Collect every line below that contains the word "icon".

-- Opening Marker --

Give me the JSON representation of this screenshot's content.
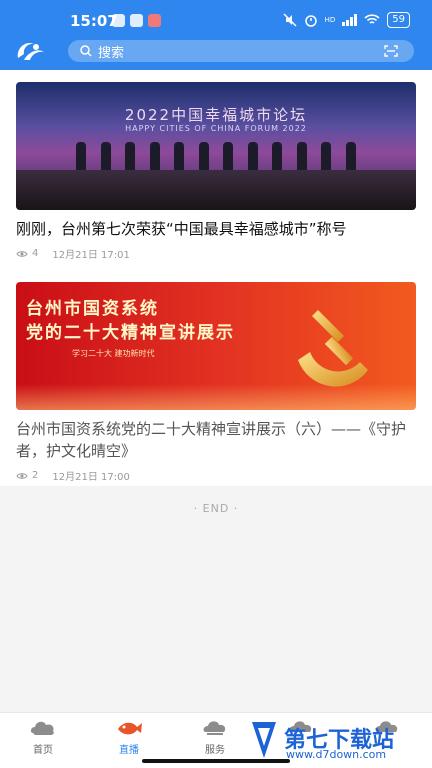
{
  "status_bar": {
    "time": "15:07",
    "battery": "59",
    "network": "HD"
  },
  "search": {
    "placeholder": "搜索"
  },
  "news": [
    {
      "banner_title": "2022中国幸福城市论坛",
      "banner_subtitle": "HAPPY CITIES OF CHINA FORUM 2022",
      "title": "刚刚，台州第七次荣获“中国最具幸福感城市”称号",
      "views": "4",
      "date": "12月21日 17:01"
    },
    {
      "banner_title_line1": "台州市国资系统",
      "banner_title_line2": "党的二十大精神宣讲展示",
      "banner_slogan": "学习二十大  建功新时代",
      "title": "台州市国资系统党的二十大精神宣讲展示（六）——《守护者，护文化晴空》",
      "views": "2",
      "date": "12月21日 17:00"
    }
  ],
  "end_text": "· END ·",
  "tabs": [
    {
      "label": "首页",
      "icon": "home-cloud-icon",
      "active": false
    },
    {
      "label": "直播",
      "icon": "live-fish-icon",
      "active": true
    },
    {
      "label": "服务",
      "icon": "service-cloud-icon",
      "active": false
    },
    {
      "label": "",
      "icon": "cloud-icon",
      "active": false
    },
    {
      "label": "",
      "icon": "cloud-icon",
      "active": false
    }
  ],
  "watermark": {
    "text": "第七下载站",
    "url": "www.d7down.com"
  },
  "colors": {
    "brand_blue": "#2f86ee",
    "active_tab": "#2f86ee"
  }
}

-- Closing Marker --

▶ _Response for this exercise_:
      "icon": "home-cloud-icon",
      "icon": "live-fish-icon",
      "icon": "service-cloud-icon",
      "icon": "cloud-icon",
      "icon": "cloud-icon",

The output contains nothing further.